Tips From The inside, How To Enhance Your Dining Experience, Joe Ricchio, Suggestions, Restaurant Behavior, How to work with your waiter, Tips, Wine, Ordering, Phones, Reservations, Do’s and Don’ts, How to act in a restaurant


Manage Your Reservation

If the number of people in your party is different from your reservation, make sure you call in advance.

Properly organizing a reservation book and a seating chart of a busy restaurant actually takes a fair amount of skill and showing up with a different number of people can really throw things off. If your party grows in numbers, chances are that there may not be room for you at all. Never assume because you see empty tables that they are available.

We all understand that unexpected things happen, and even calling twenty minutes before your scheduled reservation shows a considerate nature that will result in only a mildly annoyed look, instead of a murderous stare, from frustrated Maitre’ds.

Sit At The Bar

When restaurant employees go out to eat, we often sit at the bar.

At a table there’s an unspoken expectation that you’re going to have a full meal because you’re occupying real estate in someone’s section. At the bar you can order just drinks and a few appetizers, without being pressured or feeling uncomfortable. The full menu is always available as well, and bar service is generally much more relaxed, so you don’t have to stress about being sold things you may not want. Most bars don’t take reservations either, so you don’t have to book in advance and there is no pressure to finish up to accommodate someone else, within reason of course.

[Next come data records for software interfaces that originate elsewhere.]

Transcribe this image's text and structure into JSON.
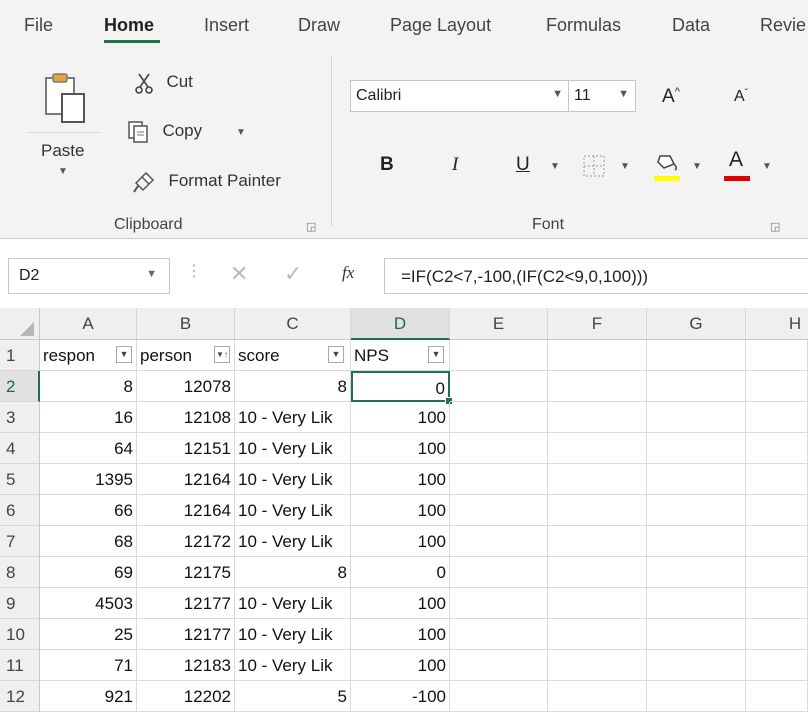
{
  "ribbon_tabs": [
    "File",
    "Home",
    "Insert",
    "Draw",
    "Page Layout",
    "Formulas",
    "Data",
    "Revie"
  ],
  "clipboard": {
    "paste_label": "Paste",
    "cut_label": "Cut",
    "copy_label": "Copy",
    "format_painter_label": "Format Painter",
    "group_label": "Clipboard"
  },
  "font_group": {
    "font_name": "Calibri",
    "font_size": "11",
    "increase_font": "A",
    "decrease_font": "A",
    "bold": "B",
    "italic": "I",
    "underline": "U",
    "font_color_letter": "A",
    "group_label": "Font",
    "highlight_color": "#ffff00",
    "font_color": "#e00000"
  },
  "formula_bar": {
    "name_box": "D2",
    "fx_label": "fx",
    "formula": "=IF(C2<7,-100,(IF(C2<9,0,100)))"
  },
  "grid": {
    "columns": [
      "A",
      "B",
      "C",
      "D",
      "E",
      "F",
      "G",
      "H"
    ],
    "selected_column": "D",
    "selected_row": "2",
    "headers": [
      "respon",
      "person",
      "score",
      "NPS"
    ],
    "rows": [
      {
        "row": "2",
        "a": "8",
        "b": "12078",
        "c": "8",
        "d": "0"
      },
      {
        "row": "3",
        "a": "16",
        "b": "12108",
        "c": "10 - Very Lik",
        "d": "100"
      },
      {
        "row": "4",
        "a": "64",
        "b": "12151",
        "c": "10 - Very Lik",
        "d": "100"
      },
      {
        "row": "5",
        "a": "1395",
        "b": "12164",
        "c": "10 - Very Lik",
        "d": "100"
      },
      {
        "row": "6",
        "a": "66",
        "b": "12164",
        "c": "10 - Very Lik",
        "d": "100"
      },
      {
        "row": "7",
        "a": "68",
        "b": "12172",
        "c": "10 - Very Lik",
        "d": "100"
      },
      {
        "row": "8",
        "a": "69",
        "b": "12175",
        "c": "8",
        "d": "0"
      },
      {
        "row": "9",
        "a": "4503",
        "b": "12177",
        "c": "10 - Very Lik",
        "d": "100"
      },
      {
        "row": "10",
        "a": "25",
        "b": "12177",
        "c": "10 - Very Lik",
        "d": "100"
      },
      {
        "row": "11",
        "a": "71",
        "b": "12183",
        "c": "10 - Very Lik",
        "d": "100"
      },
      {
        "row": "12",
        "a": "921",
        "b": "12202",
        "c": "5",
        "d": "-100"
      }
    ]
  },
  "accent_color": "#217346"
}
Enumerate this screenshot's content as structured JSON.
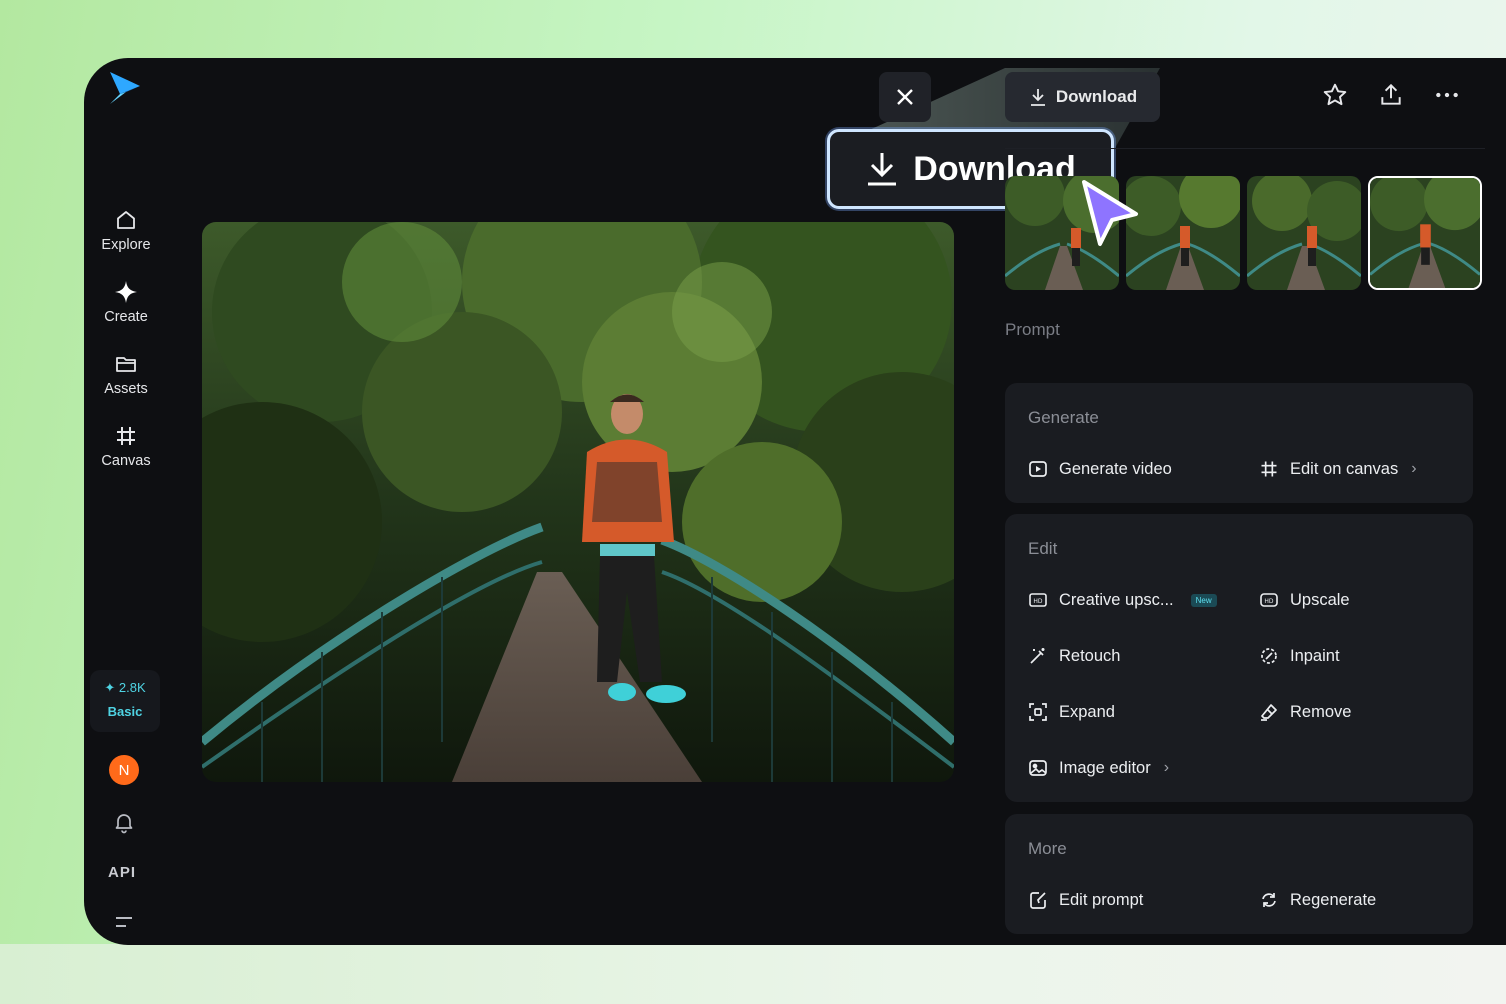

Go Late

If you want to dine at a more leisurely pace and time is not of the essence, make reservations for the later seating.

Most restaurants book at least two turns every night, so if you’re going to dine early than you’ll need to be considerate of customers who have reservations on the second turn. The second turn is much more relaxed, though please note that if you’re the last ones left in the dining room and half of the staff has gone home, it’s time to leave.

Ask Questions

When faced with the wine list that you may not be comfortable or familiar with, don’t worry about asking questions.

Restaurants put a fair amount of thought into their wine selections based on the food they serve. Even if your server may not know about wines, chances are there’s someone on the floor who does. Ordering the most expensive bottle on the list, could mean you’re missing out on wines that may be more suitable for what you’re going to eat.

Be Wary Of “By The Glass”

If a restaurant has a large selection of wines by the glass, more often than not that means some have been open for a long time.

Order a full or half bottle when possible, just to insure that what you’re getting is fresh. Also be careful of “wine pairing flights” as these are a good way to clean out unwanted product.

Pour Your Own Wine

There’s nothing more frustrating than servers who over-fill wine stems, as many have no concept of “swirling without wearing the entire glass.”

Politely inform your server that you’d like to handle the wine yourself, and then go at your own pace without worries. This is also a good way to avoid the server “up-sell,” especially if you’re in a large group. Over-pouring allows the server to sneak in extra bottles by over filling the glasses of the heavy drinkers.

Be Specific

When ordering cocktails, always call your liquor.

The $1 to $2 difference between what’s in the well and a standard brand, such as Tanqueray, can make or break the flavor of your cocktail and the potency of your hangover.

Be A Regular

If you enjoy sitting at a certain table, feel free to ask what number it is on the restaurant’s seating chart.

This will make you sound like you know what you’re doing when you call and make reservations, and most places will do their best to hold it for you, provided you’re polite when requesting it.

Respect The Server

When the server approaches the table to describe the specials, put your conversation on hold.

Relax, this is only going to take a minute. After hearing what we have to say you can talk as long as you’d like. Another thing that makes me insane with anger is when customers roll their eyes or make faces when they don’t like the sound of something I’m telling them about. Just don’t order it and try to be a little considerate of my blood pressure, and don’t forget to make eye contact with me, so I feel like we can trust each other.

Enjoy Yourself

If you’re not happy to be there, we’re not happy to wait on you.

It’s kind of like when you realize, mutually, on the first five minutes of a date that it just isn’t going to work out, and save yourself the agonizing dinner experience to come. If you look at the menu and see that there aren’t many things you like, there’s no shame in informing the server and moving on. No need to modify every menu item into something that you’re in the mood for, with the possibility of disliking the food. People open restaurants because they have a particular vision or style of dining experience they would like to offer. The menu is a list of what food the restaurant serves, not a group of “suggestions.”

Do Your Math

When splitting checks, be mindful of the grand total.

Many times a table will pay a certain amount of the bill in cash, and instruct you to put the remainder on a credit card. More often than not, the person who used the card proceeds to tip only on the amount charged, with no regard for the total bill. Make sure you factor in the tip when you divide up the cost. Otherwise you may witness the server yelling incredibly bad things and throwing pens and whatever else isn’t nailed down.